The BC Conservative Party is mired in debt and the leader is facing a lawsuit that threatens to put the party even further in debt.

We all know what the NDP has done to B.C. in the past and we are scared to death of what will happen if they get back in.

The province needs a realistic and viable alternative to the BC Liberals and at this point it looks like there isn’t one available.
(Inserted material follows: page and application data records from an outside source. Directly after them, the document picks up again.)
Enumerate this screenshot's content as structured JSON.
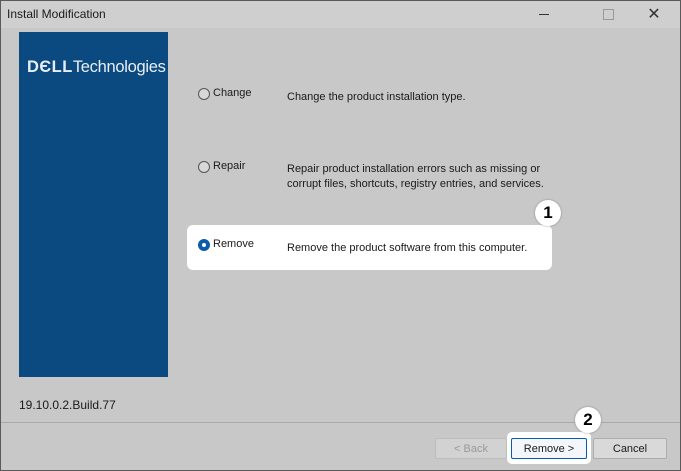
{
  "window": {
    "title": "Install Modification",
    "controls": {
      "minimize": "—",
      "maximize": "☐",
      "close": "✕"
    }
  },
  "banner": {
    "logo_brand": "DЄLL",
    "logo_suffix": "Technologies"
  },
  "options": [
    {
      "label": "Change",
      "description": "Change the product installation type.",
      "selected": false
    },
    {
      "label": "Repair",
      "description": "Repair product installation errors such as missing or corrupt files, shortcuts, registry entries, and services.",
      "selected": false
    },
    {
      "label": "Remove",
      "description": "Remove the product software from this computer.",
      "selected": true
    }
  ],
  "version": "19.10.0.2.Build.77",
  "buttons": {
    "back": "< Back",
    "remove": "Remove >",
    "cancel": "Cancel"
  },
  "annotations": {
    "step1": "1",
    "step2": "2"
  },
  "colors": {
    "banner": "#0b4a80",
    "accent": "#0b5cad"
  }
}
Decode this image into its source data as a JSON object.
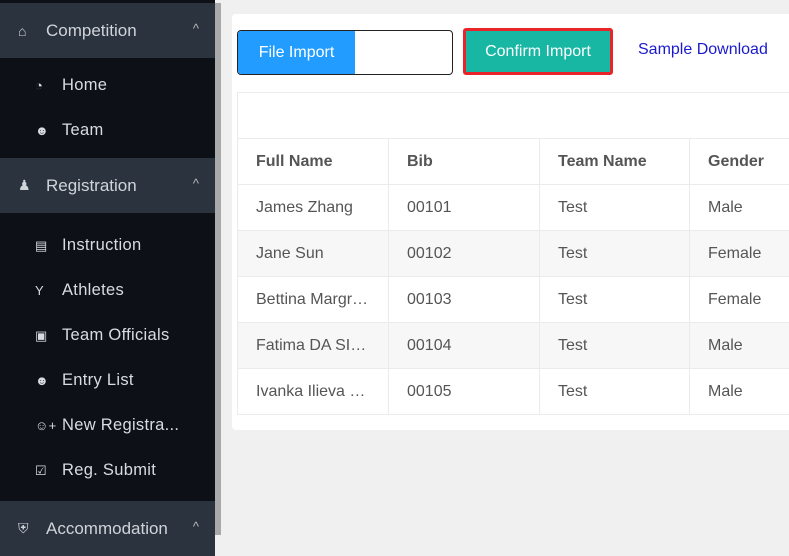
{
  "sidebar": {
    "groups": [
      {
        "label": "Competition",
        "icon": "home-icon",
        "items": [
          {
            "label": "Home",
            "icon": "dashboard-icon"
          },
          {
            "label": "Team",
            "icon": "users-icon"
          }
        ]
      },
      {
        "label": "Registration",
        "icon": "person-icon",
        "items": [
          {
            "label": "Instruction",
            "icon": "book-icon"
          },
          {
            "label": "Athletes",
            "icon": "athlete-icon"
          },
          {
            "label": "Team Officials",
            "icon": "contact-card-icon"
          },
          {
            "label": "Entry List",
            "icon": "users-icon"
          },
          {
            "label": "New Registra...",
            "icon": "user-plus-icon"
          },
          {
            "label": "Reg. Submit",
            "icon": "check-square-icon"
          }
        ]
      },
      {
        "label": "Accommodation",
        "icon": "bank-icon",
        "items": []
      }
    ]
  },
  "toolbar": {
    "file_import": "File Import",
    "confirm_import": "Confirm Import",
    "sample_download": "Sample Download"
  },
  "table": {
    "headers": [
      "Full Name",
      "Bib",
      "Team Name",
      "Gender"
    ],
    "rows": [
      [
        "James Zhang",
        "00101",
        "Test",
        "Male"
      ],
      [
        "Jane Sun",
        "00102",
        "Test",
        "Female"
      ],
      [
        "Bettina Margr…",
        "00103",
        "Test",
        "Female"
      ],
      [
        "Fatima DA SI…",
        "00104",
        "Test",
        "Male"
      ],
      [
        "Ivanka Ilieva …",
        "00105",
        "Test",
        "Male"
      ]
    ]
  },
  "colors": {
    "primary": "#229dff",
    "confirm": "#17b7a4",
    "highlight": "#e8262a",
    "sidebar": "#0d1016",
    "sidebar_group": "#2b333e"
  }
}
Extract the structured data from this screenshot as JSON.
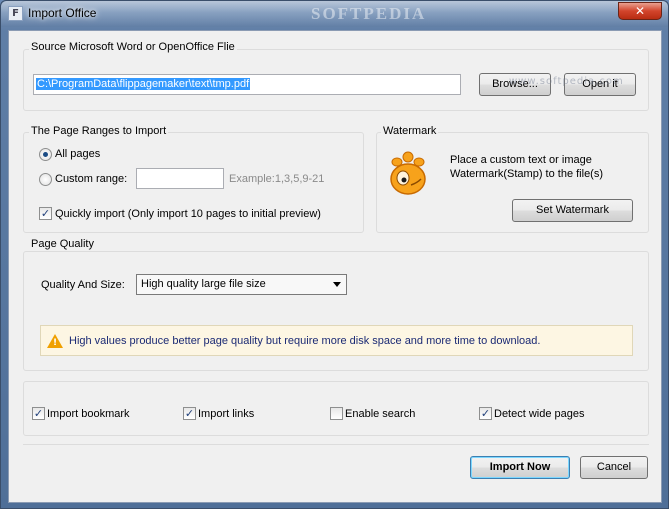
{
  "window": {
    "title": "Import Office",
    "app_icon_glyph": "F",
    "bg_watermark": "SOFTPEDIA",
    "close_glyph": "✕"
  },
  "source": {
    "group_label": "Source Microsoft Word or OpenOffice Flie",
    "path_value": "C:\\ProgramData\\flippagemaker\\text\\tmp.pdf",
    "browse_label": "Browse...",
    "open_label": "Open it",
    "softpedia_note": "www.softpedia.com"
  },
  "ranges": {
    "group_label": "The Page Ranges to Import",
    "all_pages_label": "All pages",
    "all_pages_selected": true,
    "custom_range_label": "Custom range:",
    "custom_range_value": "",
    "example_text": "Example:1,3,5,9-21",
    "quick_import_label": "Quickly import (Only import 10 pages to  initial  preview)",
    "quick_import_checked": true
  },
  "watermark": {
    "group_label": "Watermark",
    "icon": "gimp-logo-icon",
    "description_line1": "Place a custom text or image",
    "description_line2": "Watermark(Stamp) to the file(s)",
    "set_button_label": "Set Watermark"
  },
  "quality": {
    "group_label": "Page Quality",
    "size_label": "Quality And Size:",
    "selected_option": "High quality large file size",
    "info_text": "High values produce better page quality but require more disk space and more time to download.",
    "info_icon": "warning-icon"
  },
  "options": {
    "import_bookmark": {
      "label": "Import bookmark",
      "checked": true
    },
    "import_links": {
      "label": "Import links",
      "checked": true
    },
    "enable_search": {
      "label": "Enable search",
      "checked": false
    },
    "detect_wide_pages": {
      "label": "Detect wide pages",
      "checked": true
    },
    "check_glyph": "✓"
  },
  "footer": {
    "import_label": "Import Now",
    "cancel_label": "Cancel"
  },
  "colors": {
    "selection": "#3399ff",
    "info_text": "#1b2a74",
    "info_bg": "#fdf6e3",
    "warning": "#f0a000"
  }
}
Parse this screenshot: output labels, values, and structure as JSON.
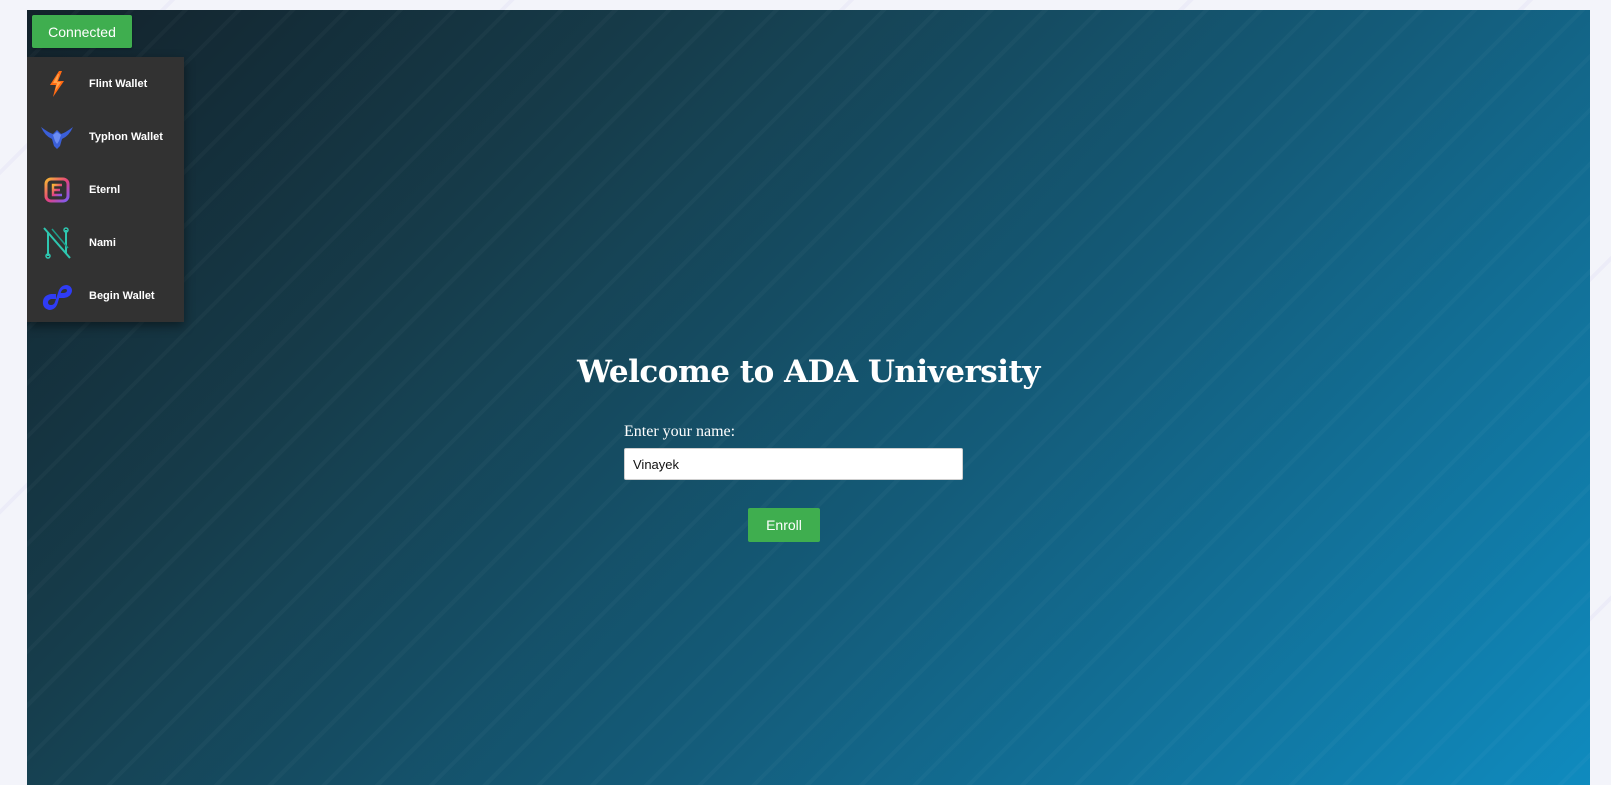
{
  "header": {
    "connect_button_label": "Connected"
  },
  "wallet_menu": {
    "items": [
      {
        "label": "Flint Wallet",
        "icon": "flint-icon"
      },
      {
        "label": "Typhon Wallet",
        "icon": "typhon-icon"
      },
      {
        "label": "Eternl",
        "icon": "eternl-icon"
      },
      {
        "label": "Nami",
        "icon": "nami-icon"
      },
      {
        "label": "Begin Wallet",
        "icon": "begin-icon"
      }
    ]
  },
  "main": {
    "title": "Welcome to ADA University",
    "name_label": "Enter your name:",
    "name_value": "Vinayek",
    "enroll_label": "Enroll"
  },
  "colors": {
    "accent_green": "#3fae4f",
    "menu_bg": "#323232"
  }
}
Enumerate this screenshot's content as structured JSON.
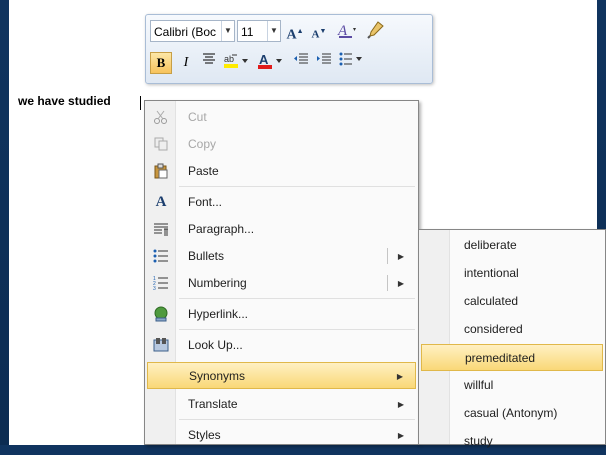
{
  "document": {
    "text": "we have studied"
  },
  "mini_toolbar": {
    "font_name": "Calibri (Boc",
    "font_size": "11",
    "grow_font_glyph": "A",
    "shrink_font_glyph": "A",
    "bold_glyph": "B",
    "italic_glyph": "I",
    "icons": [
      "font-dropdown-arrow-icon",
      "size-dropdown-arrow-icon",
      "grow-font-icon",
      "shrink-font-icon",
      "styles-icon",
      "format-painter-icon",
      "bold-icon",
      "italic-icon",
      "center-icon",
      "highlight-icon",
      "font-color-icon",
      "decrease-indent-icon",
      "increase-indent-icon",
      "bullets-icon"
    ]
  },
  "context_menu": {
    "items": [
      {
        "label": "Cut",
        "icon": "scissors-icon",
        "enabled": false
      },
      {
        "label": "Copy",
        "icon": "copy-icon",
        "enabled": false
      },
      {
        "label": "Paste",
        "icon": "paste-icon",
        "enabled": true
      },
      {
        "label": "Font...",
        "icon": "font-icon",
        "enabled": true
      },
      {
        "label": "Paragraph...",
        "icon": "paragraph-icon",
        "enabled": true
      },
      {
        "label": "Bullets",
        "icon": "bullets-icon",
        "enabled": true,
        "submenu": true
      },
      {
        "label": "Numbering",
        "icon": "numbering-icon",
        "enabled": true,
        "submenu": true
      },
      {
        "label": "Hyperlink...",
        "icon": "hyperlink-icon",
        "enabled": true
      },
      {
        "label": "Look Up...",
        "icon": "lookup-icon",
        "enabled": true
      },
      {
        "label": "Synonyms",
        "icon": "",
        "enabled": true,
        "submenu": true,
        "highlighted": true
      },
      {
        "label": "Translate",
        "icon": "",
        "enabled": true,
        "submenu": true
      },
      {
        "label": "Styles",
        "icon": "",
        "enabled": true,
        "submenu": true
      }
    ]
  },
  "synonyms_submenu": {
    "items": [
      {
        "label": "deliberate"
      },
      {
        "label": "intentional"
      },
      {
        "label": "calculated"
      },
      {
        "label": "considered"
      },
      {
        "label": "premeditated",
        "highlighted": true
      },
      {
        "label": "willful"
      },
      {
        "label": "casual (Antonym)"
      },
      {
        "label": "study"
      }
    ]
  },
  "colors": {
    "highlight": "#f9d877",
    "background": "#10345f",
    "icon_blue": "#3a5a85"
  }
}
It’s time for the BC Conservative Party to get its act together and present an alternative to the current government in 2017.

Doug Machan, Kelowna

 

Just Posted

Short-term rentals could be allowed in Lake Country by next week

A bylaw for short-term rentals will be up for adoption during Tuesday’s council meeting

Central Okanagan firefighters are battling wildfires across B.C.

Lake Country, Kelowna and Peachland crews are assisting the BC Wildfire Service

Traffic delays expected for up to 40 minutes along Lake Country road

Paving is taking place along Pelmewash Parkway

The Hillside Outlaws compete to play Denim on the Diamond

The Penticton based band are bringing their country music to Kelowna

45 people to be left on the streets after shelter’s closure, says nonprofit

Inn from the Cold is trying to house 45 residents after it’s closure in Kelowna

Interim GoFundMe payments approved in Humboldt Broncos crash

$50,000 to be given to each of the 13 survivors and each family of the 16 people who died

Altidore nets 3 as Toronto drubs Whitecaps 5-2

Vancouver falls 7-4 on aggregate in Canadian Championship final

Ottawa intervenes to get B.C. ball player, 13, to Little League World Series

Before immigration issue was resolved, Dio Gama was out practicing the game he loves Wednesday

Pet goldfish invades small B.C. lake

Pinecrest Lake is located between Whistler and Squamish

Mounties deployed to help B.C. communities affected by wildfires

RCMP officers heading to places particularly within central, northern and southern B.C.

Chinese medicine practitioner in B.C. facing historical sex assault charges

71-year old Kit Wong practiced acupuncture from his home during the time of the assaults

Quebec sets aside $900 million for companies hurt by U.S. tariffs

Premier Philippe Couillard says his government will make $863 million available over five years

Wildfires converge near Mabel Lake in Lumby

Area restrictions expanded in Lumby and Cherryville

Most Read